This is the 3rd time in 8 days that all access to internet banking through http://fiserv.com and it’s affiliates (http://checkfreeweb.com/ and http://secureinternetbank.com/) have been down. These are not short outages either. They’ve been down nearly 12 hours again at this point in this outage alone.

I use two local banks to manage my money. The National Bank of Middlebury, and the First National Bank of Orwell. Both of them contract to an affiliate of Fiserv to provide online banking and bill paying. As a result, for much of this week I’ve been unable to do any banking at all.

I wanted to see if I could figure out more about fiserv and as it turns out, they’ve grown their business largely through purchasing other companies and have very little in the way of their own technology (a lot like Microsoft). Furthermore, it’s pretty clear, once you take a closer look, why they suck so much.
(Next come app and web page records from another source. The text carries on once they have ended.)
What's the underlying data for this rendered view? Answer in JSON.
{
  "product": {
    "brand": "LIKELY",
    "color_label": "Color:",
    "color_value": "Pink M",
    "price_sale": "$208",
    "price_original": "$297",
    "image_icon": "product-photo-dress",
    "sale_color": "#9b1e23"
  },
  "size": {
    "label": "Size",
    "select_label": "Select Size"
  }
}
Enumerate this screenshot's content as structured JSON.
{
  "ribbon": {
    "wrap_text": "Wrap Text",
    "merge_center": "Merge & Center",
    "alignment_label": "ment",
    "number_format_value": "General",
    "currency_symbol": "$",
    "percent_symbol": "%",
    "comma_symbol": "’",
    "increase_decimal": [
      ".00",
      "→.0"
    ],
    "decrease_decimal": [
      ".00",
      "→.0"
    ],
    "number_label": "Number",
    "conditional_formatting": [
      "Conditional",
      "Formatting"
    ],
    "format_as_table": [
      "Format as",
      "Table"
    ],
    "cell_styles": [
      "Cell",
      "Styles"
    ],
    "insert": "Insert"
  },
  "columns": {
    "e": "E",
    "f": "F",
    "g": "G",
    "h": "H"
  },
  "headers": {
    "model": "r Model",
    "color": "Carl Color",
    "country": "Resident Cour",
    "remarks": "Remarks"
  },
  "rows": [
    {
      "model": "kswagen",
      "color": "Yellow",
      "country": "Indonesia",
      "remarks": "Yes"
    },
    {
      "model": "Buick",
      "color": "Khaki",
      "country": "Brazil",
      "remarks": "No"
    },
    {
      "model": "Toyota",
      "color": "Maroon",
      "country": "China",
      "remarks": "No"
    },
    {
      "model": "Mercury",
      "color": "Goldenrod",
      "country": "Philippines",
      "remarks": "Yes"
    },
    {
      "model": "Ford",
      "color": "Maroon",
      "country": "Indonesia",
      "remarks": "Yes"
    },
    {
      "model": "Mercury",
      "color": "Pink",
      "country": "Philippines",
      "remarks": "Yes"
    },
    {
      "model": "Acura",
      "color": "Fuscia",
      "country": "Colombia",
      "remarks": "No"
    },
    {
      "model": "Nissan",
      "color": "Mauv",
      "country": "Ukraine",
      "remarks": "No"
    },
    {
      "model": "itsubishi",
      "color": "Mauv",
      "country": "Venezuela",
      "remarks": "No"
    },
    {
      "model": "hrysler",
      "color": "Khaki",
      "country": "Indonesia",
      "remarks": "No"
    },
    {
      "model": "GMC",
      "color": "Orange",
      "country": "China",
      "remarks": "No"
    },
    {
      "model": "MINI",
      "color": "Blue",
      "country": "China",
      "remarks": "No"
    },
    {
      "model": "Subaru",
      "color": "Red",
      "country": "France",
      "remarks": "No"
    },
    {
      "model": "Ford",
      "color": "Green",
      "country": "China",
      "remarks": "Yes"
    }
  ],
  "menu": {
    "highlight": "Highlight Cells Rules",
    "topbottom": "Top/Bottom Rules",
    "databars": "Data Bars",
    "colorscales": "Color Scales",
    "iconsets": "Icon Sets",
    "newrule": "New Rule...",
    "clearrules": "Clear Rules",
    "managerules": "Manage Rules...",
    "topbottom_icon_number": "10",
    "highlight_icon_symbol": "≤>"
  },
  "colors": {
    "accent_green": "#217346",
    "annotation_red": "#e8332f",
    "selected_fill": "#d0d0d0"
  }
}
When you look at their URLs, it’s evident that they’re running on Windows boxes using ASP. (lots of .asp tags in their URLs).

In this day and age, how any company even attempts to run something as critical as online banking on windows, I just don’t understand. It’s a house of cards already teetering when you boot up a clean install. Building anything on it is a recipe for disaster.

I’m going to have to find a bank that uses something more reliable.

I don’t know what’s come over me.

Lately I have found I am increasingly intolerant of ignorance. I am intolerant of bigotry, and hence I have become a bigot myself. Today I found myself thinking (again) that a 3 digit IQ should be a requirement for anyone to breed.

I spend so much time around kids whose parents clearly smoked, drank and did crack all through pregnancy and infancy, and I wonder that we can’t pass laws to prevent this. I know it’s not the kids’ fault, but why should the rest of us have to suffer for the ignorance of great unwashed?

I really don’t want to go to the department meeting…

Sigh… Thankfully, they are almost always shorter than all faculty meetings, but it’s sunny outside and I would rather work in the yard!

Reading *Capital in the Twenty-First Century*

Thomas Picketty’s update to Kapital is an eye opening read. I’ve barely begun and I’m already in even greater fear for my daughters’ future!capital

God help me but teenage boys are annoying!

One of the most challenging things I have to do is deal with a bunch of teenage boys in a special study hall. Now most of them are annoying, but likable. But god help me there are a couple who are quintessential ugly americans who daily remind me how embarrassing it is to retain american citizenship.

Just a few more years and it’s back to Europe and I will, I hope, never have to deal with the ignorance, bigotry, and provincial attitudes of these types ever again.